Reaching the coast was a reward in itself, as the azure seas of Tainohama Beach were a sight for sore eyes. Passing through a pleasant fishing village, I stopped at a mom-and-pop convenience store to grab some onigiri for lunch and sat along the pier with my legs hanging over the edge, occasionally getting a splash of mist from the feisty waves. As I ate, a curious weasel scurried past, stopping only for a second to see who this stranger was before carrying on his way.
Eroded by centuries upon centuries of the wind and the wake, light shines through the craggy ridge of Ebisudo Cave in a burst of serendipity. As I walked along the coastline towards the town of Hiwasa, turtle motifs frequent my gaze as, during the summer season, this atmospheric seaside town is the spot of choice for many sea turtles to lay their eggs.
Finally reaching my last destination, the fiery red tower of Yakuo-ji peers down on me from atop its mountain perch. Having walked almost 73 kilometers over the last three days, the final climb to the top of the temple brings about both a burning sensation of pain and pride as victory is within my grasp. As I gaze out across the town and into the night, a wave of accomplishment ripples within me as while the journey ends here, these memories will last me a lifetime.
So why do we walk the Shikoku Henro?
So why do we walk the Shikoku Henro? For me, the Henro was three days of enervating walking, and by the end, I was putting everything into taking just one step. Despite this exhaustion, however, I gained a clairvoyant state of mind that pushed me to look past the state of my physical body and really appreciate the natural elements and the incredible world around me. This journey was no longer about me but about my place in the world.
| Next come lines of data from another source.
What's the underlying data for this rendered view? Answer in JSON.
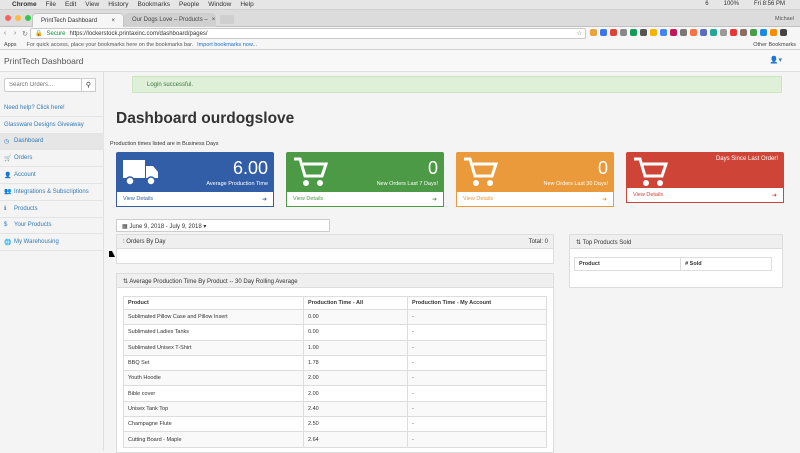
{
  "mac_menu": {
    "apple": "",
    "app": "Chrome",
    "items": [
      "File",
      "Edit",
      "View",
      "History",
      "Bookmarks",
      "People",
      "Window",
      "Help"
    ],
    "status": [
      "6",
      "100%",
      "Fri 8:56 PM"
    ]
  },
  "browser": {
    "tabs": [
      {
        "label": "PrintTech Dashboard",
        "close": "×"
      },
      {
        "label": "Our Dogs Love – Products –",
        "close": "×"
      }
    ],
    "profile": "Michael",
    "secure_label": "Secure",
    "url": "https://lockerstock.printaxinc.com/dashboard/pages/",
    "bookmarks_apps": "Apps",
    "bookmarks_hint": "For quick access, place your bookmarks here on the bookmarks bar.",
    "bookmarks_import": "Import bookmarks now...",
    "other_bookmarks": "Other Bookmarks"
  },
  "header": {
    "brand": "PrintTech Dashboard",
    "user_icon": "user-icon"
  },
  "sidebar": {
    "search_placeholder": "Search Orders...",
    "items": [
      {
        "label": "Need help? Click here!",
        "icon": ""
      },
      {
        "label": "Glassware Designs Giveaway",
        "icon": ""
      },
      {
        "label": "Dashboard",
        "icon": "dashboard-icon"
      },
      {
        "label": "Orders",
        "icon": "cart-icon"
      },
      {
        "label": "Account",
        "icon": "user-icon"
      },
      {
        "label": "Integrations & Subscriptions",
        "icon": "users-icon"
      },
      {
        "label": "Products",
        "icon": "info-icon"
      },
      {
        "label": "Your Products",
        "icon": "dollar-icon"
      },
      {
        "label": "My Warehousing",
        "icon": "globe-icon"
      }
    ]
  },
  "alert": "Login successful.",
  "title": "Dashboard ourdogslove",
  "subtitle": "Production times listed are in Business Days",
  "cards": [
    {
      "value": "6.00",
      "label": "Average Production Time",
      "link": "View Details",
      "color": "#325ea8"
    },
    {
      "value": "0",
      "label": "New Orders Last 7 Days!",
      "link": "View Details",
      "color": "#4c9a45"
    },
    {
      "value": "0",
      "label": "New Orders Last 30 Days!",
      "link": "View Details",
      "color": "#ea9a3a"
    },
    {
      "value": "",
      "label": "Days Since Last Order!",
      "link": "View Details",
      "color": "#ce4537"
    }
  ],
  "daterange": "June 9, 2018 - July 9, 2018",
  "orders_panel": {
    "title": "Orders By Day",
    "total": "Total: 0"
  },
  "top_products": {
    "title": "Top Products Sold",
    "col1": "Product",
    "col2": "# Sold"
  },
  "production_table": {
    "title": "Average Production Time By Product -- 30 Day Rolling Average",
    "headers": [
      "Product",
      "Production Time - All",
      "Production Time - My Account"
    ],
    "rows": [
      [
        "Sublimated Pillow Case and Pillow Insert",
        "0.00",
        "-"
      ],
      [
        "Sublimated Ladies Tanks",
        "0.00",
        "-"
      ],
      [
        "Sublimated Unisex T-Shirt",
        "1.00",
        "-"
      ],
      [
        "BBQ Set",
        "1.78",
        "-"
      ],
      [
        "Youth Hoodie",
        "2.00",
        "-"
      ],
      [
        "Bible cover",
        "2.00",
        "-"
      ],
      [
        "Unisex Tank Top",
        "2.40",
        "-"
      ],
      [
        "Champagne Flute",
        "2.50",
        "-"
      ],
      [
        "Cutting Board - Maple",
        "2.64",
        "-"
      ]
    ]
  }
}
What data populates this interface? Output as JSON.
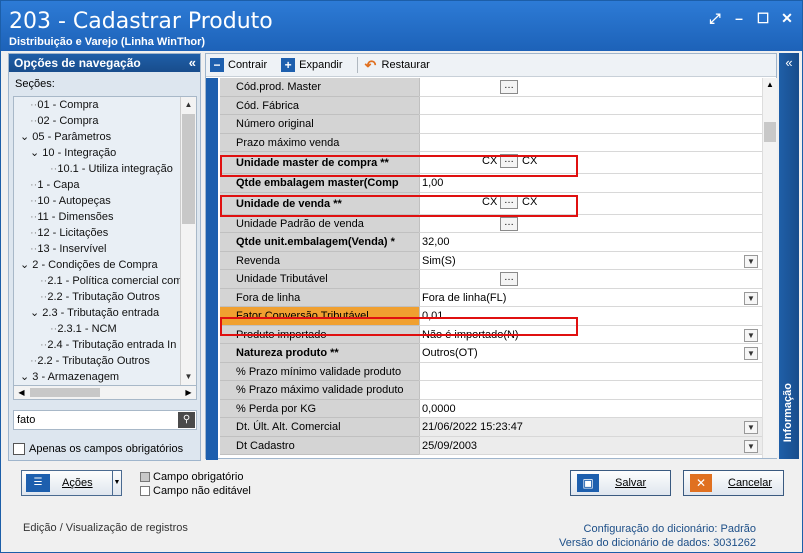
{
  "window": {
    "title": "203 - Cadastrar  Produto",
    "subtitle": "Distribuição e Varejo (Linha WinThor)"
  },
  "left_panel": {
    "header": "Opções de navegação",
    "sections_label": "Seções:",
    "tree": [
      {
        "label": "01 - Compra",
        "indent": 1
      },
      {
        "label": "02 - Compra",
        "indent": 1
      },
      {
        "label": "05 - Parâmetros",
        "indent": 0,
        "toggle": "⌄"
      },
      {
        "label": "10 - Integração",
        "indent": 1,
        "toggle": "⌄"
      },
      {
        "label": "10.1 - Utiliza integração",
        "indent": 3
      },
      {
        "label": "1 - Capa",
        "indent": 1
      },
      {
        "label": "10 - Autopeças",
        "indent": 1
      },
      {
        "label": "11 - Dimensões",
        "indent": 1
      },
      {
        "label": "12 - Licitações",
        "indent": 1
      },
      {
        "label": "13 - Inservível",
        "indent": 1
      },
      {
        "label": "2 - Condições de Compra",
        "indent": 0,
        "toggle": "⌄"
      },
      {
        "label": "2.1 - Política comercial com",
        "indent": 2
      },
      {
        "label": "2.2 - Tributação Outros",
        "indent": 2
      },
      {
        "label": "2.3 - Tributação entrada",
        "indent": 1,
        "toggle": "⌄"
      },
      {
        "label": "2.3.1 - NCM",
        "indent": 3
      },
      {
        "label": "2.4 - Tributação entrada In",
        "indent": 2
      },
      {
        "label": "2.2 - Tributação Outros",
        "indent": 1
      },
      {
        "label": "3 - Armazenagem",
        "indent": 0,
        "toggle": "⌄"
      }
    ],
    "search_value": "fato",
    "only_required_label": "Apenas os campos obrigatórios"
  },
  "toolbar": {
    "collapse_label": "Contrair",
    "expand_label": "Expandir",
    "restore_label": "Restaurar"
  },
  "fields": [
    {
      "label": "Cód.prod. Master",
      "value": "",
      "ellipsis": true
    },
    {
      "label": "Cód. Fábrica",
      "value": ""
    },
    {
      "label": "Número original",
      "value": ""
    },
    {
      "label": "Prazo máximo venda",
      "value": ""
    },
    {
      "label": "Unidade master de compra **",
      "value": "CX",
      "value2": "CX",
      "ellipsis": true,
      "bold": true
    },
    {
      "label": "Qtde embalagem master(Comp",
      "value": "1,00",
      "bold": true
    },
    {
      "label": "Unidade de venda **",
      "value": "CX",
      "value2": "CX",
      "ellipsis": true,
      "bold": true
    },
    {
      "label": "Unidade Padrão de venda",
      "value": "",
      "ellipsis": true
    },
    {
      "label": "Qtde unit.embalagem(Venda) *",
      "value": "32,00",
      "bold": true
    },
    {
      "label": "Revenda",
      "value": "Sim(S)",
      "dropdown": true
    },
    {
      "label": "Unidade Tributável",
      "value": "",
      "ellipsis": true
    },
    {
      "label": "Fora de linha",
      "value": "Fora de linha(FL)",
      "dropdown": true
    },
    {
      "label": "Fator Conversão Tributável",
      "value": "0,01",
      "highlight": true
    },
    {
      "label": "Produto importado",
      "value": "Não é importado(N)",
      "dropdown": true
    },
    {
      "label": "Natureza produto **",
      "value": "Outros(OT)",
      "dropdown": true,
      "bold": true
    },
    {
      "label": "% Prazo mínimo validade produto",
      "value": ""
    },
    {
      "label": "% Prazo máximo validade produto",
      "value": ""
    },
    {
      "label": "% Perda por KG",
      "value": "0,0000"
    },
    {
      "label": "Dt. Últ. Alt. Comercial",
      "value": "21/06/2022 15:23:47",
      "dropdown": true,
      "grey": true
    },
    {
      "label": "Dt Cadastro",
      "value": "25/09/2003",
      "dropdown": true,
      "grey": true
    }
  ],
  "right_panel": {
    "label": "Informação"
  },
  "buttons": {
    "actions_label": "Ações",
    "save_label": "Salvar",
    "cancel_label": "Cancelar"
  },
  "legend": {
    "required": "Campo obrigatório",
    "not_editable": "Campo não editável"
  },
  "footer": {
    "mode": "Edição / Visualização de registros",
    "dict_config_label": "Configuração do dicionário:",
    "dict_config_value": "Padrão",
    "dict_version_label": "Versão do dicionário de dados:",
    "dict_version_value": "3031262"
  },
  "colors": {
    "title_blue": "#1d62b8",
    "highlight_orange": "#f0a030",
    "annotation_red": "#e01010"
  }
}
And while the experience in itself was incredible, the lessons I learned now exist as a permanent part of my everyday life.